Quite an interview on "HARDBALL" last night with Chris Matthews. But he mentioned that he was a Ron Paul supporter and that piqued my curiosity. I want a reaction from the Congressman.
He joins us on the line now, deep in the heart of Texas. Congressman, thank you for your time tonight. I appreciate it.
What's your response to people showing up at a town hall meeting where the president is with a loaded gun?
REP. RON PAUL ®, TEXAS: I think it proves a couple points. One thing, I think it really shows a remarkable restraint on the president and his Secret Service, because they didn't overreact. They recognized what the state law was, and that this man didn't break any laws, and that he was just, you know, practicing a right that he had. So I think this is very good and Obama deserves credit for this.
But I also think what this demonstrates is that it's-it's the old conservative argument. It's not the gun that's the danger. It's the person that's dangerous. He's a peaceful person. He obeyed the law. He was not a man of violence. And it went quite well. So I think it's a remarkable demonstration, when you compare to what 19 individuals could do with razor blades, versus one man with an armed pistol that happens to be a law-abiding citizen.
SCHULTZ: So Congressman, we know what the law is. He was perfectly legal. He was on private property. But doesn't it somewhat defy common sense to show up where the president is with a loaded gun, just to prove a point.
PAUL: Well, to him, it didn't. I wouldn't. I don't even own a gun.
I wouldn't be interested in doing that. But no, he was expressing himself. Don't you think sometimes people use the First Amendment and say terrible things and dumb things. And when the American Civil Liberties Union comes in, they will defend people-even defend radical, violent people, who are saying bad things.
So I would think to demonstrate that he has a right to do this-and he believes, as many people believe, that an armed society is a more peaceful society. And he proved his point. He was remarkable in proving his point that he was a peaceful man, and caused no trouble.

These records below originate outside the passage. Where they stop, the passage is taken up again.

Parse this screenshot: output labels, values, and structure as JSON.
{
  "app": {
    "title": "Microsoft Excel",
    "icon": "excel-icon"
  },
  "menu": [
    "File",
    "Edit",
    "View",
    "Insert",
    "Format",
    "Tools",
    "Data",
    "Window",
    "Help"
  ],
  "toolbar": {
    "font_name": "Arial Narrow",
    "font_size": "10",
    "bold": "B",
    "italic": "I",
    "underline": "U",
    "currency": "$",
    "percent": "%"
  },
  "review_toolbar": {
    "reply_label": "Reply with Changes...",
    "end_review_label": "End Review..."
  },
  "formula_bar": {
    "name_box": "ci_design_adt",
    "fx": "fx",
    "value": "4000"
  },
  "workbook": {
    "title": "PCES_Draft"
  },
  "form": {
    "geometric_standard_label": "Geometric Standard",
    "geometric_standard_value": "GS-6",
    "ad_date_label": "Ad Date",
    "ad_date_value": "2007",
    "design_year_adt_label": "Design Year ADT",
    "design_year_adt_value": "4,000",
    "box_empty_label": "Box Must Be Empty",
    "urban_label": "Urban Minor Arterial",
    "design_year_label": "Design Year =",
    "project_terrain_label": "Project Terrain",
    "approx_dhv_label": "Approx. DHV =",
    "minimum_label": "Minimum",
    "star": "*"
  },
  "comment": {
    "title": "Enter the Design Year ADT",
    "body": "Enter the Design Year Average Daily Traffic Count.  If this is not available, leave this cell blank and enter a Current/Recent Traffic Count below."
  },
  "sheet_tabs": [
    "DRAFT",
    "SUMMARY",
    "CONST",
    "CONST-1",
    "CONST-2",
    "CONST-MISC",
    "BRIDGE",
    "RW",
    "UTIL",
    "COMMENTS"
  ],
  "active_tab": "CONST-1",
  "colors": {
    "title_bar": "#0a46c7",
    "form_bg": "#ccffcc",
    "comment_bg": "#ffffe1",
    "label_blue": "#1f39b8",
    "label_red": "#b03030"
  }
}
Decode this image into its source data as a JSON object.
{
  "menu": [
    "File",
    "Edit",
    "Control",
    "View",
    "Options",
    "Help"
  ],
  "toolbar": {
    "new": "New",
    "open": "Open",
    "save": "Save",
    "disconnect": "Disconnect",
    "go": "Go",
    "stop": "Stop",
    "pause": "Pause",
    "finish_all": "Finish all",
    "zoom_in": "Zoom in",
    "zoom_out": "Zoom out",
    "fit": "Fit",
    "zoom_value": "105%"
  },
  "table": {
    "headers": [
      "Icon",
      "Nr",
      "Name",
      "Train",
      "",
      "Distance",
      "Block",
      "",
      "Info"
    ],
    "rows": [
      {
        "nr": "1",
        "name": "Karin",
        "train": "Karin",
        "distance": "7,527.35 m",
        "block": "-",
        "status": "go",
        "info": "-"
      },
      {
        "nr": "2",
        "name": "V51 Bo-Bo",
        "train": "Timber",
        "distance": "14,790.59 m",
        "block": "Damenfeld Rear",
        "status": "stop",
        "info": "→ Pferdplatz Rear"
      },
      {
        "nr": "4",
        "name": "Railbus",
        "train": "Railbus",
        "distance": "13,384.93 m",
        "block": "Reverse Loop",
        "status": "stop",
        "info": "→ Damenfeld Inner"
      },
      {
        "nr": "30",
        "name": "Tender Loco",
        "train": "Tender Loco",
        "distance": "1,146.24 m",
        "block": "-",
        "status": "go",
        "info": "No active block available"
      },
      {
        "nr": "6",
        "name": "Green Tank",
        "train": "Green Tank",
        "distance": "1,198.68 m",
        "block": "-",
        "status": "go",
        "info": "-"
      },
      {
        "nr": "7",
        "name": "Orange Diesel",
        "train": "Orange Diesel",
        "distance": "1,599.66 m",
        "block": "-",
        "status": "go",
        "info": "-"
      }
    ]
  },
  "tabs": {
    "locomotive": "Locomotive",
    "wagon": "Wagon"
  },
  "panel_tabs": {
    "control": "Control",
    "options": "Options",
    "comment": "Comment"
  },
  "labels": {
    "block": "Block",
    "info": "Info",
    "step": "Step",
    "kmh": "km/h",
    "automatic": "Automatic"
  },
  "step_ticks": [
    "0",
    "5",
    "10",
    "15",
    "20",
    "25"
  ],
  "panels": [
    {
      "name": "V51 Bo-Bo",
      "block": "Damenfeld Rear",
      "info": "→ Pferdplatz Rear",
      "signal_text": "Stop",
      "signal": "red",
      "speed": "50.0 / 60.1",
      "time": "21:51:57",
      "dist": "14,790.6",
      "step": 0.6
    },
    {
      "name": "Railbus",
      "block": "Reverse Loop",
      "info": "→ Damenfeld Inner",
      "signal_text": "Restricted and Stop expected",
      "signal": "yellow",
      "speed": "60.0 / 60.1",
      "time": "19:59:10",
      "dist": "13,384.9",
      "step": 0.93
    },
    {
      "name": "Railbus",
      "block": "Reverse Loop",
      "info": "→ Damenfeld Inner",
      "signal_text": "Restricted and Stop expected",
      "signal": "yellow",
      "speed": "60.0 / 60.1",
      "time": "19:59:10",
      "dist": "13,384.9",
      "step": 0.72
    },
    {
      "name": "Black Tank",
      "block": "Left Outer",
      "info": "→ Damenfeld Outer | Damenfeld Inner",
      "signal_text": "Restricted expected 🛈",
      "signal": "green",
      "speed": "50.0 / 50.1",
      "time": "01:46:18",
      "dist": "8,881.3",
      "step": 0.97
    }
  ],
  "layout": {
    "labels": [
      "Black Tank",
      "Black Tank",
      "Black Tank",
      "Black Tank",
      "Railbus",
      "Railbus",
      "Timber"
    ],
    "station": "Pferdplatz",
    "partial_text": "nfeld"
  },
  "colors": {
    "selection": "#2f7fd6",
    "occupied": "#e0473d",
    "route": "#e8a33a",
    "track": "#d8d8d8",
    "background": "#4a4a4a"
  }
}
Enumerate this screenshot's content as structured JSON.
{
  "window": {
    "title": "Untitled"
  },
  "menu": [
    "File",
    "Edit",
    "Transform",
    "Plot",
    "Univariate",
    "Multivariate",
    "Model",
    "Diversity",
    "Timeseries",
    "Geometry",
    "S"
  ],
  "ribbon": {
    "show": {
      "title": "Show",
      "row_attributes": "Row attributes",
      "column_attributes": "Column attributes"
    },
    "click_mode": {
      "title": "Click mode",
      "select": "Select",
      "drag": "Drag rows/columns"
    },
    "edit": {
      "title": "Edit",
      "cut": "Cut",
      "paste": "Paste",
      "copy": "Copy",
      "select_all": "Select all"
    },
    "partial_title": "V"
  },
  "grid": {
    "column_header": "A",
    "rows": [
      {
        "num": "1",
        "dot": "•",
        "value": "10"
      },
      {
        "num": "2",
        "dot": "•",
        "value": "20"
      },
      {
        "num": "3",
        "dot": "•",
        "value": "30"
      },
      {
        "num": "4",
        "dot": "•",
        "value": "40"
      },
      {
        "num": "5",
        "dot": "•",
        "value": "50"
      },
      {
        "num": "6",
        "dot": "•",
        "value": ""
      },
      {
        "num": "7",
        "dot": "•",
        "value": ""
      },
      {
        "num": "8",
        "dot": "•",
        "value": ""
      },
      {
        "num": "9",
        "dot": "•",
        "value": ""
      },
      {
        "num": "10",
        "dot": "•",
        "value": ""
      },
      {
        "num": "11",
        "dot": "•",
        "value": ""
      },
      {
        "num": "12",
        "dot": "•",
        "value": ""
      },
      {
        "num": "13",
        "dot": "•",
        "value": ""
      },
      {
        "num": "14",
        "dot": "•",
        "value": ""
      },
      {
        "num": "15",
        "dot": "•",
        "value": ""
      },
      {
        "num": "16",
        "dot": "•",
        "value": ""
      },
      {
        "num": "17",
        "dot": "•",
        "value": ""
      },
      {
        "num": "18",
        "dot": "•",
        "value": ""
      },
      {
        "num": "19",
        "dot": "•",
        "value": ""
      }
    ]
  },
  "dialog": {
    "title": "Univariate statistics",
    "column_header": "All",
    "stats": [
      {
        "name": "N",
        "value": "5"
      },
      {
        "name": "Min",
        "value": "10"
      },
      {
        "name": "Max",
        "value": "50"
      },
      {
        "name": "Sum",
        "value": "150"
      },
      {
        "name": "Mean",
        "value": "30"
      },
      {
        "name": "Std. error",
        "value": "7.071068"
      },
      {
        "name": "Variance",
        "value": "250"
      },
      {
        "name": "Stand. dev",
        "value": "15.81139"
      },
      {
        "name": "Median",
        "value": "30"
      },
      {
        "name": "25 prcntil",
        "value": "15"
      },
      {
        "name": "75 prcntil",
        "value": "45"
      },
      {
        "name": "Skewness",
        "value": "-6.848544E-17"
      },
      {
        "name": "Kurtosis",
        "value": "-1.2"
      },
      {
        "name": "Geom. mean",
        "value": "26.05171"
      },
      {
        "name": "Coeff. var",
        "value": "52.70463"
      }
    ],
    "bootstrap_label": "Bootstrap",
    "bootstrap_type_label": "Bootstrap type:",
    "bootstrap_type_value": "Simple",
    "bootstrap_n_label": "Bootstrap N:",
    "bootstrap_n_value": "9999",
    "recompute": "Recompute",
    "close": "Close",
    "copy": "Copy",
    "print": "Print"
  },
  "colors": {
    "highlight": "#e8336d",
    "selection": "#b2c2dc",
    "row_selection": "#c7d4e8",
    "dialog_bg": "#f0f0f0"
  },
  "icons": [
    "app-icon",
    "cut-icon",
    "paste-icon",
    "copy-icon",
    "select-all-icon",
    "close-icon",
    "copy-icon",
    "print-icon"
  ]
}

SCHULTZ: I don't have a jaded opinion, because I'm a gun owner. I don't have a pistol, but I have deer rifles and shotguns and stuff like that. But we have had a situation in this country where a prisoner came up and overtook a guard, and ended up shooting a judge and some other people in a courtroom.
So I don't know how good that guy was in defending the fire arm, if somebody wanted to go nuts in a crowd when they saw a gun. I'm not trying to overplay this, because it has happened in this country.
PAUL: Can I comment on that? You're describing something where the government is in charge of the courtroom. They should provide the safety. In private property, the individual provides the safety. You just demonstrated that the government failed on that part. The government had a chance to react here, and I think they reacted rather remarkably.
SCHULTZ: OK. Well, but the same situation was apparent here, is that something could have happened if someone had seen that and decided to go off the handle and take the gun and do something. I mean, I'm surprised at I understand the freedom of speech and all this stuff and gun ownership. But it just defies common sense to pull a stunt like this to get some attention. I want to move the discussion to-
PAUL: I don't think he was doing it for attention getting. That's the way he lives. That's the way a lot of people live up there.
SCHULTZ: OK, All right. Well, I don't know if he carries a gun to work every day or not. But he sure showed up at that town hall meeting with the president with a fire arm on.
PAUL: I did a little campaigning up there. And it was sort of a little bit of a surprise to me-I don't think shocking, but-and I live in Texas. You know, there's a lot of guns hanging on gun racks in pickup trucks. But it was a little surprising to me.
SCHULTZ: Great to have you on, Congressman Paul. I appreciate your time tonight.
PAUL: All right.